The Institute of Energy Securities (IES) is forecasting a significant drop in oil revenue if oil price continues to remain low.
At the same time, it is anticipating that fuel prices at the pump will remain same or drop marginally.
In the 2020 Budget Statement, Ghana projected US$8.9 billion from oil revenue, about 13% of total revenue and grants.
According to the Executive Director of IES, Paa Kwasi Anamua Sakyi, the coronavirus which has hit the Chinese and global economy hard will impact negatively on oil prices and revenue.
“We understand what the coronavirus has done to us; there’ve been travelling restrictions, a lot of flights have been canceled, a lot of shops and production outlets in China, and around China have been closed. There have been less demand for oil, that is why we’ve seen a drop in oil price in the past three months.
“From the beginning of the year crude oil price was US$65 per barrel. By the close of trading last week, it was hovering around US$45, that means there have been more than 35% fall in the price”, Mr. Anamua Sakyi said.
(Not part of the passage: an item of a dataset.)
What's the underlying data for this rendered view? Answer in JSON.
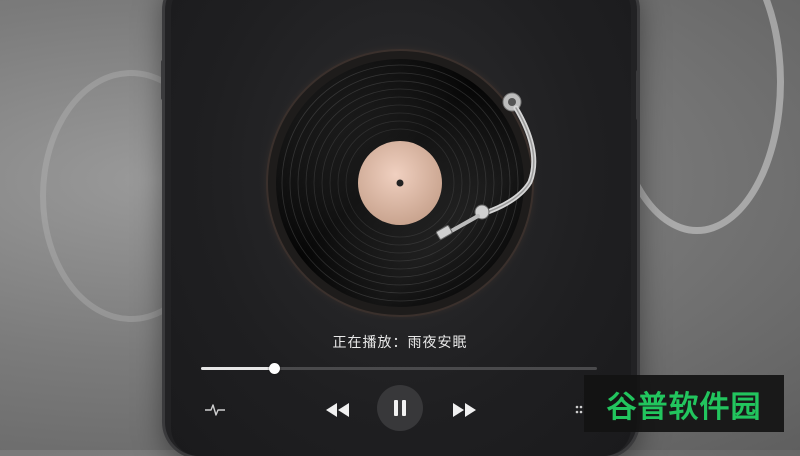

Continuing, he said: “If we use today’s price of US$30, then the fall in international price of crude oil is more than 50% since the beginning of the year. We’ve seen the cedi appreciating by more than 5.6% from the beginning of the year, yet the local pump price has not gone down by more than 5% from the beginning of the year, that’s woefully inadequate; one will have expected that these two key variables – the international price of crude oil and also the local currency appreciation against the US dollar – will have given consumers some form of relieve. We thought that when prices go down it goes to support positively the disposable income of Ghanaians; however, we don’t see fuel prices going down substantially, the OMCs are also complaining of the price margins.
“We are losing out on two fronts; one is the fall in projected revenue and also the possibility of much lower fuel price at the pumps.”
Mr. Anamua Sakyi explained further to Accra-based Citi FM that the decline in oil revenue will affect funding for the free senior high school education policy and other key sectors of the Ghanaian economy.
Outlining further, he said “I do not see fuel price falling at the pump anytime soon; in the worst case scenario it is going to stay the same or we will see a marginal reduction but not a substantial one to match with the international fall in price in both crude and fuel prices.”
He concluded by saying that if the price of crude oil remains the same, this could lead to job losses on the global scale as companies could go bankrupt and economies of oil exporting countries will crumble.